Dataset rows for apps and sites:
Start of Block
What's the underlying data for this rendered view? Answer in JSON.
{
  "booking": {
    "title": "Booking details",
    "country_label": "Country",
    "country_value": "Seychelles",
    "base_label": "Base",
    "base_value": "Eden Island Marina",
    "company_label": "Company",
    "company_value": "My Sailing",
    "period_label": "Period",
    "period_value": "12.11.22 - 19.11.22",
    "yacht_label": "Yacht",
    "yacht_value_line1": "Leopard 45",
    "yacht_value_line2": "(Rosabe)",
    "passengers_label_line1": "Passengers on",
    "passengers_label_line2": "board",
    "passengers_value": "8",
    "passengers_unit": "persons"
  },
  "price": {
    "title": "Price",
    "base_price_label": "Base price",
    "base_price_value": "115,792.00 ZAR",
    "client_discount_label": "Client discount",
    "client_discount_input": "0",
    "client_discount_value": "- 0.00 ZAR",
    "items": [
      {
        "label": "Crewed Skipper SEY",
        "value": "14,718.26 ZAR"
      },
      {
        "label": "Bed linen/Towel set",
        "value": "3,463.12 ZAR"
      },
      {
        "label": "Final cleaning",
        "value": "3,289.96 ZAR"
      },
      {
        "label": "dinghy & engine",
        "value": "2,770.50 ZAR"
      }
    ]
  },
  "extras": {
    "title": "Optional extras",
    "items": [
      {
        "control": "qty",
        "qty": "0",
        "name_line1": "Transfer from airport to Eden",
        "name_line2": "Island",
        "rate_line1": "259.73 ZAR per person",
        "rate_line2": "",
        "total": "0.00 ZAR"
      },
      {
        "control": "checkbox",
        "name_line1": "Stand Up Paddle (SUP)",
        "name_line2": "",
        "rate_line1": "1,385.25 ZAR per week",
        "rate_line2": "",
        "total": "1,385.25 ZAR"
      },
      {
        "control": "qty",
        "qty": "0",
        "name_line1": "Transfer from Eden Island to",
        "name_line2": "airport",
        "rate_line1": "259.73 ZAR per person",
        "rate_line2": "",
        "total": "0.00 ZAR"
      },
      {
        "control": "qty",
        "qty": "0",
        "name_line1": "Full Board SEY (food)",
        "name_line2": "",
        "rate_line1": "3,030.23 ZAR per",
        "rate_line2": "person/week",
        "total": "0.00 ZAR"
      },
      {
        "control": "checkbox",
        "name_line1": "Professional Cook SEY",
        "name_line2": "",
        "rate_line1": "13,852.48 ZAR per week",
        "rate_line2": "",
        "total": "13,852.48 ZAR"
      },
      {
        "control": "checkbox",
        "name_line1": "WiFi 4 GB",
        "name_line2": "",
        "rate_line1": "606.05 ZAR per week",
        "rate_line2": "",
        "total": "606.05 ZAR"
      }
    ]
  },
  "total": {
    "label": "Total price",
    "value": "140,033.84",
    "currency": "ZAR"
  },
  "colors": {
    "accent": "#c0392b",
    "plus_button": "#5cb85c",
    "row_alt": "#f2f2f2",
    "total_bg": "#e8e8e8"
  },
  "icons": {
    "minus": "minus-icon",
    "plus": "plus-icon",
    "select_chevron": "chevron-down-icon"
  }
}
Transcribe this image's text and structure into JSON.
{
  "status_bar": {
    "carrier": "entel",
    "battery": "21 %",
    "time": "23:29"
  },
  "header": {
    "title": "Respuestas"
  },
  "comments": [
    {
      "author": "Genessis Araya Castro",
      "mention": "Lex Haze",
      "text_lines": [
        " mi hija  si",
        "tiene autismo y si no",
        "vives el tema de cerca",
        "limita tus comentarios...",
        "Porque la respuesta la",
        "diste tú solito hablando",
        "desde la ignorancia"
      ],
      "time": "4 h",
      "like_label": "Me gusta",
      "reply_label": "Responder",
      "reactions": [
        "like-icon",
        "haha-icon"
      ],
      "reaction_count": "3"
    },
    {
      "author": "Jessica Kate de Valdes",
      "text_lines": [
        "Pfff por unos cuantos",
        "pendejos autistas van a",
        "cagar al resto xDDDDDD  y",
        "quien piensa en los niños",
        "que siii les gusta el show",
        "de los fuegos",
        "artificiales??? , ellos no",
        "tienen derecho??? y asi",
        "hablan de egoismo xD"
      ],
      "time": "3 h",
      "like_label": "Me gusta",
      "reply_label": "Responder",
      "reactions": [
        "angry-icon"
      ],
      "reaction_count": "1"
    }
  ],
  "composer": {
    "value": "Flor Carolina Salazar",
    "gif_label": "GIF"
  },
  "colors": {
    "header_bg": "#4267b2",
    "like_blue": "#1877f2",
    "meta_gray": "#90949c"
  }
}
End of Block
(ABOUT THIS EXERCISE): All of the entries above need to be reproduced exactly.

(FINISHED TASK):
What's the underlying data for this rendered view? Answer in JSON.
{
  "booking": {
    "title": "Booking details",
    "country_label": "Country",
    "country_value": "Seychelles",
    "base_label": "Base",
    "base_value": "Eden Island Marina",
    "company_label": "Company",
    "company_value": "My Sailing",
    "period_label": "Period",
    "period_value": "12.11.22 - 19.11.22",
    "yacht_label": "Yacht",
    "yacht_value_line1": "Leopard 45",
    "yacht_value_line2": "(Rosabe)",
    "passengers_label_line1": "Passengers on",
    "passengers_label_line2": "board",
    "passengers_value": "8",
    "passengers_unit": "persons"
  },
  "price": {
    "title": "Price",
    "base_price_label": "Base price",
    "base_price_value": "115,792.00 ZAR",
    "client_discount_label": "Client discount",
    "client_discount_input": "0",
    "client_discount_value": "- 0.00 ZAR",
    "items": [
      {
        "label": "Crewed Skipper SEY",
        "value": "14,718.26 ZAR"
      },
      {
        "label": "Bed linen/Towel set",
        "value": "3,463.12 ZAR"
      },
      {
        "label": "Final cleaning",
        "value": "3,289.96 ZAR"
      },
      {
        "label": "dinghy & engine",
        "value": "2,770.50 ZAR"
      }
    ]
  },
  "extras": {
    "title": "Optional extras",
    "items": [
      {
        "control": "qty",
        "qty": "0",
        "name_line1": "Transfer from airport to Eden",
        "name_line2": "Island",
        "rate_line1": "259.73 ZAR per person",
        "rate_line2": "",
        "total": "0.00 ZAR"
      },
      {
        "control": "checkbox",
        "name_line1": "Stand Up Paddle (SUP)",
        "name_line2": "",
        "rate_line1": "1,385.25 ZAR per week",
        "rate_line2": "",
        "total": "1,385.25 ZAR"
      },
      {
        "control": "qty",
        "qty": "0",
        "name_line1": "Transfer from Eden Island to",
        "name_line2": "airport",
        "rate_line1": "259.73 ZAR per person",
        "rate_line2": "",
        "total": "0.00 ZAR"
      },
      {
        "control": "qty",
        "qty": "0",
        "name_line1": "Full Board SEY (food)",
        "name_line2": "",
        "rate_line1": "3,030.23 ZAR per",
        "rate_line2": "person/week",
        "total": "0.00 ZAR"
      },
      {
        "control": "checkbox",
        "name_line1": "Professional Cook SEY",
        "name_line2": "",
        "rate_line1": "13,852.48 ZAR per week",
        "rate_line2": "",
        "total": "13,852.48 ZAR"
      },
      {
        "control": "checkbox",
        "name_line1": "WiFi 4 GB",
        "name_line2": "",
        "rate_line1": "606.05 ZAR per week",
        "rate_line2": "",
        "total": "606.05 ZAR"
      }
    ]
  },
  "total": {
    "label": "Total price",
    "value": "140,033.84",
    "currency": "ZAR"
  },
  "colors": {
    "accent": "#c0392b",
    "plus_button": "#5cb85c",
    "row_alt": "#f2f2f2",
    "total_bg": "#e8e8e8"
  },
  "icons": {
    "minus": "minus-icon",
    "plus": "plus-icon",
    "select_chevron": "chevron-down-icon"
  }
}
Transcribe this image's text and structure into JSON.
{
  "status_bar": {
    "carrier": "entel",
    "battery": "21 %",
    "time": "23:29"
  },
  "header": {
    "title": "Respuestas"
  },
  "comments": [
    {
      "author": "Genessis Araya Castro",
      "mention": "Lex Haze",
      "text_lines": [
        " mi hija  si",
        "tiene autismo y si no",
        "vives el tema de cerca",
        "limita tus comentarios...",
        "Porque la respuesta la",
        "diste tú solito hablando",
        "desde la ignorancia"
      ],
      "time": "4 h",
      "like_label": "Me gusta",
      "reply_label": "Responder",
      "reactions": [
        "like-icon",
        "haha-icon"
      ],
      "reaction_count": "3"
    },
    {
      "author": "Jessica Kate de Valdes",
      "text_lines": [
        "Pfff por unos cuantos",
        "pendejos autistas van a",
        "cagar al resto xDDDDDD  y",
        "quien piensa en los niños",
        "que siii les gusta el show",
        "de los fuegos",
        "artificiales??? , ellos no",
        "tienen derecho??? y asi",
        "hablan de egoismo xD"
      ],
      "time": "3 h",
      "like_label": "Me gusta",
      "reply_label": "Responder",
      "reactions": [
        "angry-icon"
      ],
      "reaction_count": "1"
    }
  ],
  "composer": {
    "value": "Flor Carolina Salazar",
    "gif_label": "GIF"
  },
  "colors": {
    "header_bg": "#4267b2",
    "like_blue": "#1877f2",
    "meta_gray": "#90949c"
  }
}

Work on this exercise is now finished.